__INSTRUCTIONS FOR THE TASK__. The data below calls for an exact copy.

□ □ □ □ □ □ □

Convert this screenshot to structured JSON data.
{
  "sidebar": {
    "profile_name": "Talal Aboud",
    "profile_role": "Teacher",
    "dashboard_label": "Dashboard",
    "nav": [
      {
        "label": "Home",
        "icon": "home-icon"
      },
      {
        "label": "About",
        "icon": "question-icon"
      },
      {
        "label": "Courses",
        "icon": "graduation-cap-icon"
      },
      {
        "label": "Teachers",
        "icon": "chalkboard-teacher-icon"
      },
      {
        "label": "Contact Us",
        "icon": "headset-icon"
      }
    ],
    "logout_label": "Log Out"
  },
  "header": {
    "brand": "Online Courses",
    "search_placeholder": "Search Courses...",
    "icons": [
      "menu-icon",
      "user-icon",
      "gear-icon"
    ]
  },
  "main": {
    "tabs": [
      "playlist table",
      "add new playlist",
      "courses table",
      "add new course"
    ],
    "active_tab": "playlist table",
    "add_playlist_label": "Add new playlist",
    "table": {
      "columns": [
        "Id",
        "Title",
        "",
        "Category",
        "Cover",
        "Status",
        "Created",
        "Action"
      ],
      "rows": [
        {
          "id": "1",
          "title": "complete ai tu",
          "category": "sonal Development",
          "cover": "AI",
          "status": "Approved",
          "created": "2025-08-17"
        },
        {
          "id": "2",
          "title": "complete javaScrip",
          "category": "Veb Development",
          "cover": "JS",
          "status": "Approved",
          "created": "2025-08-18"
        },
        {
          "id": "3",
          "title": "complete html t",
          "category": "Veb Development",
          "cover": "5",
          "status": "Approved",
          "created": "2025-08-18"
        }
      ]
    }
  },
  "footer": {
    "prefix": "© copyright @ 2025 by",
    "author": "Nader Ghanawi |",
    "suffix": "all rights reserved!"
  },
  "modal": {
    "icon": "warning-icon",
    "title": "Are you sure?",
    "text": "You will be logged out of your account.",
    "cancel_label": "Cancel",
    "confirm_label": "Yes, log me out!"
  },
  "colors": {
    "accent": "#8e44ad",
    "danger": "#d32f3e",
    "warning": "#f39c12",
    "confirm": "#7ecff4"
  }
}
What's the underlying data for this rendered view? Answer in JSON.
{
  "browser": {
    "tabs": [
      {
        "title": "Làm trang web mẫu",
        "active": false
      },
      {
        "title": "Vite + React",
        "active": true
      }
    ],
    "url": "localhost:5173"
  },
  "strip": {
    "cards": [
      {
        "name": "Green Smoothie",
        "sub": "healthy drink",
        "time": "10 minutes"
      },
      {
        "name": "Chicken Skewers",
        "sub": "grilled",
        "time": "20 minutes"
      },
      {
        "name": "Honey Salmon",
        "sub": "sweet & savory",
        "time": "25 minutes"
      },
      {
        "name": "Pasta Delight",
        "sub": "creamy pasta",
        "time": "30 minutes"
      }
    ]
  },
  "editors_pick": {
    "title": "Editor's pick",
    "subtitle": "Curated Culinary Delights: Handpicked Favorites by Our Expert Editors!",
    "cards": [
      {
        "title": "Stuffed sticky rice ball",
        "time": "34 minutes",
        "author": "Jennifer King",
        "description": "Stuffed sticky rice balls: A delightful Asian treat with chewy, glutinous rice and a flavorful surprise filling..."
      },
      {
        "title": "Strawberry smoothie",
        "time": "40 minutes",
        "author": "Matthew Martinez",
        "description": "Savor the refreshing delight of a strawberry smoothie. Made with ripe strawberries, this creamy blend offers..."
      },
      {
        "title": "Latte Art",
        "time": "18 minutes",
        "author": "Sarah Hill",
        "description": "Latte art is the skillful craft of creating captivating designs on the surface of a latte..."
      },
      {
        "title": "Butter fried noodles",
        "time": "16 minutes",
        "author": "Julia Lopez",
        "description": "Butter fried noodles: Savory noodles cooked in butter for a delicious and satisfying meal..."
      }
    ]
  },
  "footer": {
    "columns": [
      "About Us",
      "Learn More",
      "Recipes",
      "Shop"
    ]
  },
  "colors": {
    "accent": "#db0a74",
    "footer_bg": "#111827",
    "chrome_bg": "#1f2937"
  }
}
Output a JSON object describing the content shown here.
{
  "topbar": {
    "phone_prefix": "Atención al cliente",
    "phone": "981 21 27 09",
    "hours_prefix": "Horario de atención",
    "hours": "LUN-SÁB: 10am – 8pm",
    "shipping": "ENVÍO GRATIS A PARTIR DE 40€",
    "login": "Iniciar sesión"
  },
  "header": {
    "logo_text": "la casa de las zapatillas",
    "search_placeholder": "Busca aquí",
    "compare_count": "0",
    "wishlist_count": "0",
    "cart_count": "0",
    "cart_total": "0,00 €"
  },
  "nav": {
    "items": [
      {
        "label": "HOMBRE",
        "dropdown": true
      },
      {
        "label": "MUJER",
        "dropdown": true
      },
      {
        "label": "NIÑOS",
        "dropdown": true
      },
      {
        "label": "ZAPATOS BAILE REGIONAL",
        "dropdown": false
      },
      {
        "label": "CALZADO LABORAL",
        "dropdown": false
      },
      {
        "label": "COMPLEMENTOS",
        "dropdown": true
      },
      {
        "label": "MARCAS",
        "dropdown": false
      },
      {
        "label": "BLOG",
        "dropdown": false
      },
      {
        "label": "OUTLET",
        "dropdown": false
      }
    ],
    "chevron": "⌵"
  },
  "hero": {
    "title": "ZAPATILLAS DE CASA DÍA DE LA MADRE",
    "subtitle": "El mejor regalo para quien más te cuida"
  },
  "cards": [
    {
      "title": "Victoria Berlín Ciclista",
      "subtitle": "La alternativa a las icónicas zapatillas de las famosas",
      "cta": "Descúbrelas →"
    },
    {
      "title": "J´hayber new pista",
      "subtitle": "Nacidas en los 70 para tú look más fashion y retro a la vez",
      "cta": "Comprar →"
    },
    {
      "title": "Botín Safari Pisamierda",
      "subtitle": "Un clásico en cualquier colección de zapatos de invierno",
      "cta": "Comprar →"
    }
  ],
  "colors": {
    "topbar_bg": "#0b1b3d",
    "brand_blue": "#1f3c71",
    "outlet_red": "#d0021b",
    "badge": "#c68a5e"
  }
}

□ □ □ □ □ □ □

__ANSWER SPACE__.
Convert this screenshot to structured JSON data.
{
  "sidebar": {
    "profile_name": "Talal Aboud",
    "profile_role": "Teacher",
    "dashboard_label": "Dashboard",
    "nav": [
      {
        "label": "Home",
        "icon": "home-icon"
      },
      {
        "label": "About",
        "icon": "question-icon"
      },
      {
        "label": "Courses",
        "icon": "graduation-cap-icon"
      },
      {
        "label": "Teachers",
        "icon": "chalkboard-teacher-icon"
      },
      {
        "label": "Contact Us",
        "icon": "headset-icon"
      }
    ],
    "logout_label": "Log Out"
  },
  "header": {
    "brand": "Online Courses",
    "search_placeholder": "Search Courses...",
    "icons": [
      "menu-icon",
      "user-icon",
      "gear-icon"
    ]
  },
  "main": {
    "tabs": [
      "playlist table",
      "add new playlist",
      "courses table",
      "add new course"
    ],
    "active_tab": "playlist table",
    "add_playlist_label": "Add new playlist",
    "table": {
      "columns": [
        "Id",
        "Title",
        "",
        "Category",
        "Cover",
        "Status",
        "Created",
        "Action"
      ],
      "rows": [
        {
          "id": "1",
          "title": "complete ai tu",
          "category": "sonal Development",
          "cover": "AI",
          "status": "Approved",
          "created": "2025-08-17"
        },
        {
          "id": "2",
          "title": "complete javaScrip",
          "category": "Veb Development",
          "cover": "JS",
          "status": "Approved",
          "created": "2025-08-18"
        },
        {
          "id": "3",
          "title": "complete html t",
          "category": "Veb Development",
          "cover": "5",
          "status": "Approved",
          "created": "2025-08-18"
        }
      ]
    }
  },
  "footer": {
    "prefix": "© copyright @ 2025 by",
    "author": "Nader Ghanawi |",
    "suffix": "all rights reserved!"
  },
  "modal": {
    "icon": "warning-icon",
    "title": "Are you sure?",
    "text": "You will be logged out of your account.",
    "cancel_label": "Cancel",
    "confirm_label": "Yes, log me out!"
  },
  "colors": {
    "accent": "#8e44ad",
    "danger": "#d32f3e",
    "warning": "#f39c12",
    "confirm": "#7ecff4"
  }
}
What's the underlying data for this rendered view? Answer in JSON.
{
  "browser": {
    "tabs": [
      {
        "title": "Làm trang web mẫu",
        "active": false
      },
      {
        "title": "Vite + React",
        "active": true
      }
    ],
    "url": "localhost:5173"
  },
  "strip": {
    "cards": [
      {
        "name": "Green Smoothie",
        "sub": "healthy drink",
        "time": "10 minutes"
      },
      {
        "name": "Chicken Skewers",
        "sub": "grilled",
        "time": "20 minutes"
      },
      {
        "name": "Honey Salmon",
        "sub": "sweet & savory",
        "time": "25 minutes"
      },
      {
        "name": "Pasta Delight",
        "sub": "creamy pasta",
        "time": "30 minutes"
      }
    ]
  },
  "editors_pick": {
    "title": "Editor's pick",
    "subtitle": "Curated Culinary Delights: Handpicked Favorites by Our Expert Editors!",
    "cards": [
      {
        "title": "Stuffed sticky rice ball",
        "time": "34 minutes",
        "author": "Jennifer King",
        "description": "Stuffed sticky rice balls: A delightful Asian treat with chewy, glutinous rice and a flavorful surprise filling..."
      },
      {
        "title": "Strawberry smoothie",
        "time": "40 minutes",
        "author": "Matthew Martinez",
        "description": "Savor the refreshing delight of a strawberry smoothie. Made with ripe strawberries, this creamy blend offers..."
      },
      {
        "title": "Latte Art",
        "time": "18 minutes",
        "author": "Sarah Hill",
        "description": "Latte art is the skillful craft of creating captivating designs on the surface of a latte..."
      },
      {
        "title": "Butter fried noodles",
        "time": "16 minutes",
        "author": "Julia Lopez",
        "description": "Butter fried noodles: Savory noodles cooked in butter for a delicious and satisfying meal..."
      }
    ]
  },
  "footer": {
    "columns": [
      "About Us",
      "Learn More",
      "Recipes",
      "Shop"
    ]
  },
  "colors": {
    "accent": "#db0a74",
    "footer_bg": "#111827",
    "chrome_bg": "#1f2937"
  }
}
Output a JSON object describing the content shown here.
{
  "topbar": {
    "phone_prefix": "Atención al cliente",
    "phone": "981 21 27 09",
    "hours_prefix": "Horario de atención",
    "hours": "LUN-SÁB: 10am – 8pm",
    "shipping": "ENVÍO GRATIS A PARTIR DE 40€",
    "login": "Iniciar sesión"
  },
  "header": {
    "logo_text": "la casa de las zapatillas",
    "search_placeholder": "Busca aquí",
    "compare_count": "0",
    "wishlist_count": "0",
    "cart_count": "0",
    "cart_total": "0,00 €"
  },
  "nav": {
    "items": [
      {
        "label": "HOMBRE",
        "dropdown": true
      },
      {
        "label": "MUJER",
        "dropdown": true
      },
      {
        "label": "NIÑOS",
        "dropdown": true
      },
      {
        "label": "ZAPATOS BAILE REGIONAL",
        "dropdown": false
      },
      {
        "label": "CALZADO LABORAL",
        "dropdown": false
      },
      {
        "label": "COMPLEMENTOS",
        "dropdown": true
      },
      {
        "label": "MARCAS",
        "dropdown": false
      },
      {
        "label": "BLOG",
        "dropdown": false
      },
      {
        "label": "OUTLET",
        "dropdown": false
      }
    ],
    "chevron": "⌵"
  },
  "hero": {
    "title": "ZAPATILLAS DE CASA DÍA DE LA MADRE",
    "subtitle": "El mejor regalo para quien más te cuida"
  },
  "cards": [
    {
      "title": "Victoria Berlín Ciclista",
      "subtitle": "La alternativa a las icónicas zapatillas de las famosas",
      "cta": "Descúbrelas →"
    },
    {
      "title": "J´hayber new pista",
      "subtitle": "Nacidas en los 70 para tú look más fashion y retro a la vez",
      "cta": "Comprar →"
    },
    {
      "title": "Botín Safari Pisamierda",
      "subtitle": "Un clásico en cualquier colección de zapatos de invierno",
      "cta": "Comprar →"
    }
  ],
  "colors": {
    "topbar_bg": "#0b1b3d",
    "brand_blue": "#1f3c71",
    "outlet_red": "#d0021b",
    "badge": "#c68a5e"
  }
}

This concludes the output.